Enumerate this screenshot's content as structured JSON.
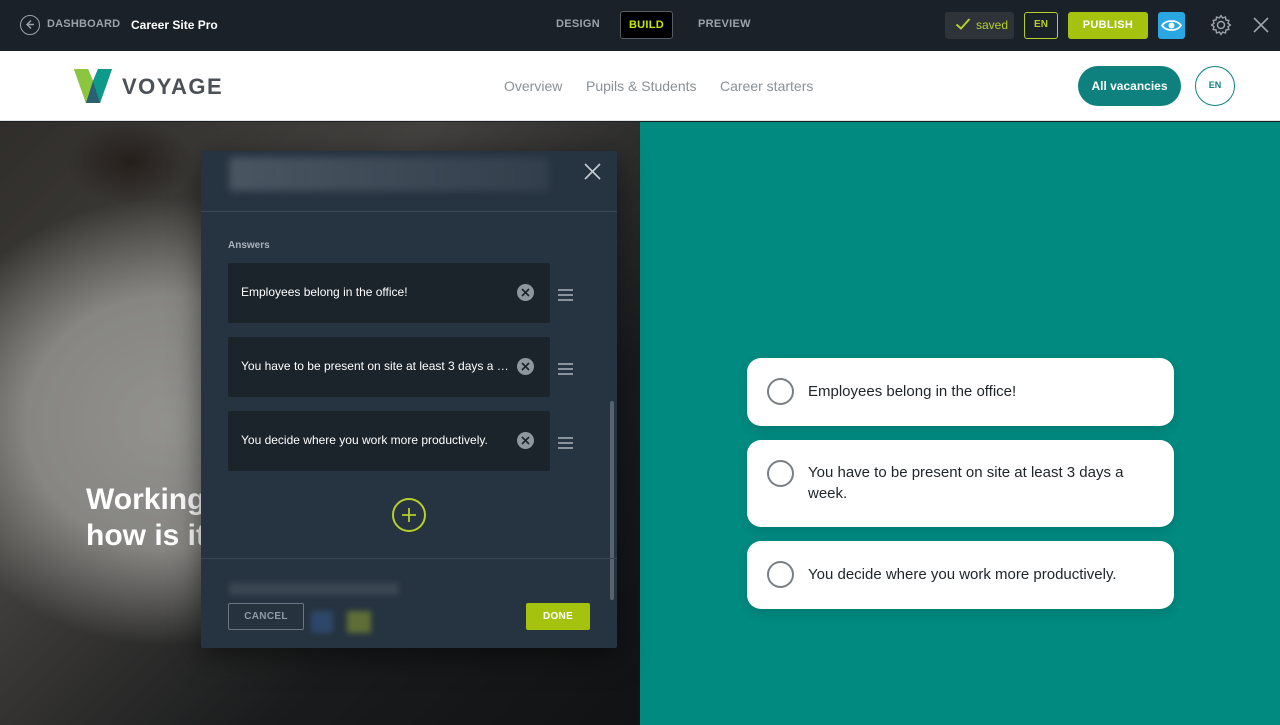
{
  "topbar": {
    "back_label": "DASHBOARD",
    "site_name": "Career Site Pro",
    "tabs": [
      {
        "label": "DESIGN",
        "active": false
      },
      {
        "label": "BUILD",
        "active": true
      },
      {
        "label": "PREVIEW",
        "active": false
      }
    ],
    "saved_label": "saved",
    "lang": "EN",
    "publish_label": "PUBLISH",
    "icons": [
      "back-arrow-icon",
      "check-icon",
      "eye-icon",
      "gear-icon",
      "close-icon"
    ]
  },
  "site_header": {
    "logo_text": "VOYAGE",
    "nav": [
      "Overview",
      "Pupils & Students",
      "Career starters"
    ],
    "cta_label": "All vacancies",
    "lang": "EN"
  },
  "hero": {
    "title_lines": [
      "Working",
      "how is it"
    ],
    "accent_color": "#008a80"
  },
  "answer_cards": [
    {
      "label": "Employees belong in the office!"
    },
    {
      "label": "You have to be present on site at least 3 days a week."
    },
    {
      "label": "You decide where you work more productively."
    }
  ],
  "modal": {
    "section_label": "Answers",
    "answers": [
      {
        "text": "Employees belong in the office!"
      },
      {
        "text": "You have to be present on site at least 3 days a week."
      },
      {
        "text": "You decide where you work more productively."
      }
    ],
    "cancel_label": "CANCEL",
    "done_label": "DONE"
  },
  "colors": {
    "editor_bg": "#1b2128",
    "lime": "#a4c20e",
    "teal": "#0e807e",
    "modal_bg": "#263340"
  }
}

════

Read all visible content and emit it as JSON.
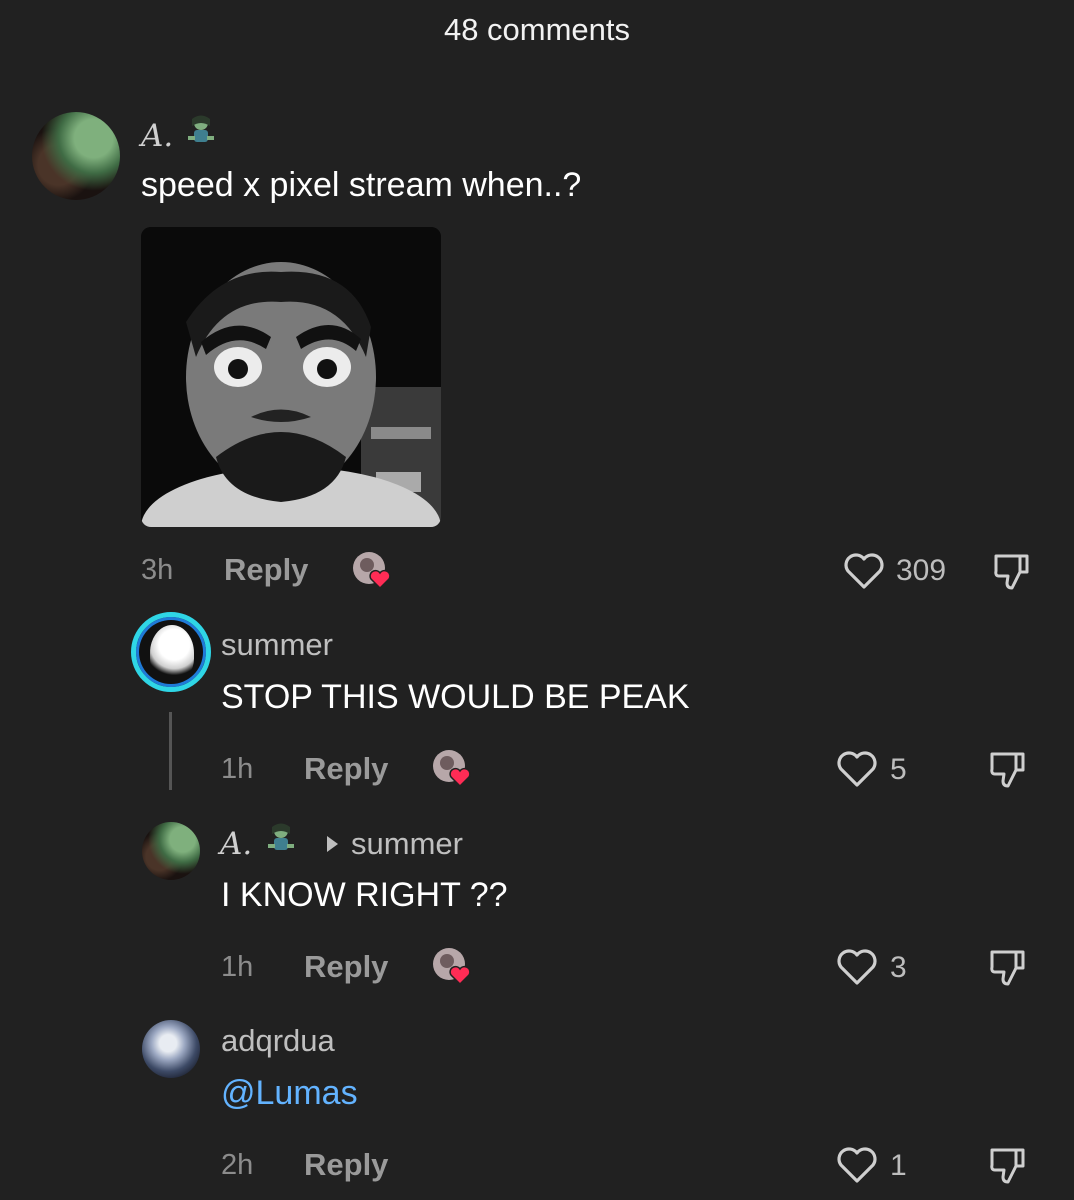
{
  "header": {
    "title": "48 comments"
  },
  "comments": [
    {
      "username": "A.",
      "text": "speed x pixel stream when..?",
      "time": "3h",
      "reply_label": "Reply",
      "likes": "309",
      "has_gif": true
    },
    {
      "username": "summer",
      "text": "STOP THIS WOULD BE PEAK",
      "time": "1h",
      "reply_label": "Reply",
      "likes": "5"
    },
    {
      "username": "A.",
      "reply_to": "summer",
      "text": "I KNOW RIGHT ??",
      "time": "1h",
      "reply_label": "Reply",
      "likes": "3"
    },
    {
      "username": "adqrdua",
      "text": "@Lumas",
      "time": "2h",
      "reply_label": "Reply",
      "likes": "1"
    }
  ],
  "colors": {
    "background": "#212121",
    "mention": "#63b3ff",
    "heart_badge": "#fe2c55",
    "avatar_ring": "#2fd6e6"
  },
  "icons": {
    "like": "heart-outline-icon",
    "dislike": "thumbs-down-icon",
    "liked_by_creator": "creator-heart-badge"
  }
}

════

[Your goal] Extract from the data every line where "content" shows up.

[Exercise result]
Enumerate this screenshot's content as structured JSON.
Read all visible content and emit it as JSON.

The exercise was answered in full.